* **What the task requires**:
Find the string "Discovery" in the listing and report every line that has it.

● ● ● ●

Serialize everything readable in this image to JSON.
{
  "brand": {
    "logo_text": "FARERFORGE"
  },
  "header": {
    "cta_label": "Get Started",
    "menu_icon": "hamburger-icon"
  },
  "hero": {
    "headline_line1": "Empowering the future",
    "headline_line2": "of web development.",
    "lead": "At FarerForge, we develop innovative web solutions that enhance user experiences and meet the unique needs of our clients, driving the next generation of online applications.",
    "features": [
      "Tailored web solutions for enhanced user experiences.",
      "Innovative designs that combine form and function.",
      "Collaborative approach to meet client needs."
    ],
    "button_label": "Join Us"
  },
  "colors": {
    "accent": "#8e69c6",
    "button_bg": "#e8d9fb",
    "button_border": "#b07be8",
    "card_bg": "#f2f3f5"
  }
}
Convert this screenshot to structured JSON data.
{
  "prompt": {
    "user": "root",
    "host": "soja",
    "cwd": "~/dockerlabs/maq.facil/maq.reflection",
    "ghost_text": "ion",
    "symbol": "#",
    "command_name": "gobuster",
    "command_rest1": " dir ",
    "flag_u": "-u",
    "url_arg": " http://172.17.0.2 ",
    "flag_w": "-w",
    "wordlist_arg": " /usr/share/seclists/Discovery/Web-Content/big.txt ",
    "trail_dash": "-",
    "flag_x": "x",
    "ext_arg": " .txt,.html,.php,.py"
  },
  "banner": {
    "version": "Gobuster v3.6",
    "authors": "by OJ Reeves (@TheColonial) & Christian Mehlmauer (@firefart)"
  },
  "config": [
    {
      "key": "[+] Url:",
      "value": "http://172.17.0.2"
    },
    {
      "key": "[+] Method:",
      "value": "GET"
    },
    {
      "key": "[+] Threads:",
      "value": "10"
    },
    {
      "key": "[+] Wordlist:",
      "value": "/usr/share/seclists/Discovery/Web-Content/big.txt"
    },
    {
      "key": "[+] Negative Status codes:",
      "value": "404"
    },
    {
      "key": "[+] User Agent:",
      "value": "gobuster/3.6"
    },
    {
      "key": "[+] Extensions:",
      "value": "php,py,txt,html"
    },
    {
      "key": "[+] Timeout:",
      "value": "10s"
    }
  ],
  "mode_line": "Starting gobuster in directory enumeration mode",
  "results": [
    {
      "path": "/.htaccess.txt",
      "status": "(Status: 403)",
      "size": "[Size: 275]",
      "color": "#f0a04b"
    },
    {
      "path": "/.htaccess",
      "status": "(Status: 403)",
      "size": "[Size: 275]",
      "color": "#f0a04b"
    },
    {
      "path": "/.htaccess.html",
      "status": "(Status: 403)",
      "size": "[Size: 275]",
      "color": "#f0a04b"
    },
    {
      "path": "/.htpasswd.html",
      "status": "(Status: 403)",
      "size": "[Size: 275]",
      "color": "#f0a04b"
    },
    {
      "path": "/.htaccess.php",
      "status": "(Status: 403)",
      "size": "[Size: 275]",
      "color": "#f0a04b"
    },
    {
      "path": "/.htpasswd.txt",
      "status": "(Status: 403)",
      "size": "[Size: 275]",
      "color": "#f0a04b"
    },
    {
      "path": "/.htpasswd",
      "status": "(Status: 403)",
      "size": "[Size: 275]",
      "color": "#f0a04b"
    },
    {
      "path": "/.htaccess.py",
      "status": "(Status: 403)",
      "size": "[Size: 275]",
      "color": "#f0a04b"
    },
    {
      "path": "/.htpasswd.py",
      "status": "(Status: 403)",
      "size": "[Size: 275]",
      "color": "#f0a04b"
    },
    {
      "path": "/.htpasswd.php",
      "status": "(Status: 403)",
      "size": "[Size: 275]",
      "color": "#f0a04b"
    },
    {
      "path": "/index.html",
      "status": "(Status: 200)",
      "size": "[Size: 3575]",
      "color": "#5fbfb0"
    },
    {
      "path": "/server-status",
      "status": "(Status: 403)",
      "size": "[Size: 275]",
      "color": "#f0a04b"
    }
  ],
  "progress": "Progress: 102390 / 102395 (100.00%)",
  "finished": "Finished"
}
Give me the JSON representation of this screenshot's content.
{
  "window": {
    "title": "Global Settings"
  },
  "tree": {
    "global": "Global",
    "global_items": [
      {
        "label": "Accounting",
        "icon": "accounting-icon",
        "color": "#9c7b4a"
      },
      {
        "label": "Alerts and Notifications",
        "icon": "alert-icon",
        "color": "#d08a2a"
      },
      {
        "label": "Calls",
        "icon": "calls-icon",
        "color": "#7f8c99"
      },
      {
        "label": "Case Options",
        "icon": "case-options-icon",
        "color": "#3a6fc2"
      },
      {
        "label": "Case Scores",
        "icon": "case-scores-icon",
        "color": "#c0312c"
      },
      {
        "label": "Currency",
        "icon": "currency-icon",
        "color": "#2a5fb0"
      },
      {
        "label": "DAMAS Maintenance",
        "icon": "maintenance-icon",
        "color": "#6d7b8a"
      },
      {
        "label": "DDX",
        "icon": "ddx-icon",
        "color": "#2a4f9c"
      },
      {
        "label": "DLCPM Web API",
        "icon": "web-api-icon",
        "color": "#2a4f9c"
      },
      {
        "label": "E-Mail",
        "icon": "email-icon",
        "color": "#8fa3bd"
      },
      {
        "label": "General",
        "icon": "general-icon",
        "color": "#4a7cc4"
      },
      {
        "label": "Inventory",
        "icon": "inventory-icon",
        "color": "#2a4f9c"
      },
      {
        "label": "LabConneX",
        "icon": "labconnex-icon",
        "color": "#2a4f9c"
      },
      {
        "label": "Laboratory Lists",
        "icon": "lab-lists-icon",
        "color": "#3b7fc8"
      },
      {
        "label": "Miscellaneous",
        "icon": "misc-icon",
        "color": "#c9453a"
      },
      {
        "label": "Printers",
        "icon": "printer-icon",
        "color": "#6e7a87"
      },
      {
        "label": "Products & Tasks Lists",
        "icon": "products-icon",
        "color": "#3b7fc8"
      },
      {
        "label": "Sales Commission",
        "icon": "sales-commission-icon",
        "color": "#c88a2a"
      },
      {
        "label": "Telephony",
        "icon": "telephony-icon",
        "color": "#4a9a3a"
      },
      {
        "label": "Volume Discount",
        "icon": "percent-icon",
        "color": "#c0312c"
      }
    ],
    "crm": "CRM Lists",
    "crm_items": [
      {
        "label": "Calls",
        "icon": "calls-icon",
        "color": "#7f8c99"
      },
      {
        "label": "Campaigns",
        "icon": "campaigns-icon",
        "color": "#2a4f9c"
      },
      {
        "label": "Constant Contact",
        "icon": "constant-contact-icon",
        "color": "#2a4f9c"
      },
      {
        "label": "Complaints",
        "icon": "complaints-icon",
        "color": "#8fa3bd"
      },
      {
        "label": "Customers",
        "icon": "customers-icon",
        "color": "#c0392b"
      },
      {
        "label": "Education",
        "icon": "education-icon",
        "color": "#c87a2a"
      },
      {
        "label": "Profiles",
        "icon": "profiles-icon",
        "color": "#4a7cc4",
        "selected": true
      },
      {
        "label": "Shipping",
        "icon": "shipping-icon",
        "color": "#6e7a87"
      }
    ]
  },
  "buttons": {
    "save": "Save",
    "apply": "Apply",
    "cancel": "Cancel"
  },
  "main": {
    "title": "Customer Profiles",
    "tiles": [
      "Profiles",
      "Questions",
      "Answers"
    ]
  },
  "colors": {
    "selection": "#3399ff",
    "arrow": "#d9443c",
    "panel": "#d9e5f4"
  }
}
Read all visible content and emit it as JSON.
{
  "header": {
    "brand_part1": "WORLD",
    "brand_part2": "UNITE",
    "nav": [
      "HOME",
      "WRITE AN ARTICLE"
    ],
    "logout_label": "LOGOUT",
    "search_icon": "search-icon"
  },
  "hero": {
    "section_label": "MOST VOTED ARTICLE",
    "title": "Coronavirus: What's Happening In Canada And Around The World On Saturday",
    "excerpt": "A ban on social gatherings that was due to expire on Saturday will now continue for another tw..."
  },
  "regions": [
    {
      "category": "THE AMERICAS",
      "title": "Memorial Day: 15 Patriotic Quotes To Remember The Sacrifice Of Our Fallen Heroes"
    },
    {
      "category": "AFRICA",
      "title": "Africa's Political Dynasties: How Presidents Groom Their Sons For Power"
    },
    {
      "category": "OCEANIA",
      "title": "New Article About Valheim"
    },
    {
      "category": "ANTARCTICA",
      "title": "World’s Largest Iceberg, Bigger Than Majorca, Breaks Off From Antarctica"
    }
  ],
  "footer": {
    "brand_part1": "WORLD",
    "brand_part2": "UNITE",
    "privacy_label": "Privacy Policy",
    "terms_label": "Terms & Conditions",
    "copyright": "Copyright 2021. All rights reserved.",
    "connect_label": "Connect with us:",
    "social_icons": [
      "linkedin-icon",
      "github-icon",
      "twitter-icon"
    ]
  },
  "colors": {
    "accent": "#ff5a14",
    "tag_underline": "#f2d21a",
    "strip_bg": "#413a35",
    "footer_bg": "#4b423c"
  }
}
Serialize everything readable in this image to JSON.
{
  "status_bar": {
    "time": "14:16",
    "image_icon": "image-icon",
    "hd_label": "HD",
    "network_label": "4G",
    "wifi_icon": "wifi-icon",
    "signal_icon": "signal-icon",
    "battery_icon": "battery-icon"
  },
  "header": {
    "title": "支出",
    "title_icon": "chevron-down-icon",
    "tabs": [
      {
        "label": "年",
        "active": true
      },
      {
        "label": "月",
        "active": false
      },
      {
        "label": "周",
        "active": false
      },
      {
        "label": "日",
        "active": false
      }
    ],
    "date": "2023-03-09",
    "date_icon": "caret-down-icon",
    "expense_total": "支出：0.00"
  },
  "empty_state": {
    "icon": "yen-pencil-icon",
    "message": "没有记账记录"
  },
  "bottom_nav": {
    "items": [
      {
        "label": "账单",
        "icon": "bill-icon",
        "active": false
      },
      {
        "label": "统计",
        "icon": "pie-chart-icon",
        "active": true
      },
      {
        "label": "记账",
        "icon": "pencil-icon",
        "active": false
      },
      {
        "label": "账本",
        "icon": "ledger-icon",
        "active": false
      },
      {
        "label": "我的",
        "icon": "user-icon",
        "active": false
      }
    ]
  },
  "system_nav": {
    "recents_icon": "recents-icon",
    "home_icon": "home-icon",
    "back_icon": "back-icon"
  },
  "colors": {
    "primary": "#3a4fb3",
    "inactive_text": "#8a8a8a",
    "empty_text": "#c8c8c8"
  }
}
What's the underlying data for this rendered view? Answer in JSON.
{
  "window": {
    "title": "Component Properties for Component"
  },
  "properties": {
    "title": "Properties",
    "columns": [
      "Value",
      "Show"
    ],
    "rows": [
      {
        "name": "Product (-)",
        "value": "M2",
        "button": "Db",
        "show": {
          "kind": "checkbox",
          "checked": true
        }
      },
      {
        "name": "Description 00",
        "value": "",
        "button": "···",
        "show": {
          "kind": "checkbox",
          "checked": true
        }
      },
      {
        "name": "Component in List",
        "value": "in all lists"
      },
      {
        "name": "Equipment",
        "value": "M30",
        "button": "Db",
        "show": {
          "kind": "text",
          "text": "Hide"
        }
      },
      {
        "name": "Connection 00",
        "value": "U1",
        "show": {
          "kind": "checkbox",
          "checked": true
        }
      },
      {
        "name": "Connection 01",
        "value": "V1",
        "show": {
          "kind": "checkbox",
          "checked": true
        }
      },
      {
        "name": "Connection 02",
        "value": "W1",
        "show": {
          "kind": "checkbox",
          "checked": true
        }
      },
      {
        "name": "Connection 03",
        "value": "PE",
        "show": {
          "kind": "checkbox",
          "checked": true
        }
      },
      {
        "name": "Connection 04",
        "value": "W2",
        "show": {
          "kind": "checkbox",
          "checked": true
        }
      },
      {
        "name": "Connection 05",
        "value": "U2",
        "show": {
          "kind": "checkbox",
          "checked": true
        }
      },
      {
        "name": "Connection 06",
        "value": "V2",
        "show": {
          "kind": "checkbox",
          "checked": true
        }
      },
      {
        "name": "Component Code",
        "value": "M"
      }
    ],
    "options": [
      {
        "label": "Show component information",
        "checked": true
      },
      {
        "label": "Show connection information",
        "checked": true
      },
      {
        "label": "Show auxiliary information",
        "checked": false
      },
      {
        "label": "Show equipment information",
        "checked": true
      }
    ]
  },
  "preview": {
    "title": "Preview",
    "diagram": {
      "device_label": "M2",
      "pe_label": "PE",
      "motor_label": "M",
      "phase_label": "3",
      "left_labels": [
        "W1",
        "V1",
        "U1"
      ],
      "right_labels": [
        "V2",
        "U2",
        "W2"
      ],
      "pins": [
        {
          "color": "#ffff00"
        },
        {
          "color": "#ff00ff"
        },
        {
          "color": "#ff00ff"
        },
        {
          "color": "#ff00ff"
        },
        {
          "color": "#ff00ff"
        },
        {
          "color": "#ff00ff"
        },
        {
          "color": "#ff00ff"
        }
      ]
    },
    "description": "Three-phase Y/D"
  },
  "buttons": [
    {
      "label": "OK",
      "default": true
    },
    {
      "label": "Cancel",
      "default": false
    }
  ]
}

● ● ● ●

* **Response**:
    "wordlist_arg": " /usr/share/seclists/Discovery/Web-Content/big.txt ",
      "value": "/usr/share/seclists/Discovery/Web-Content/big.txt"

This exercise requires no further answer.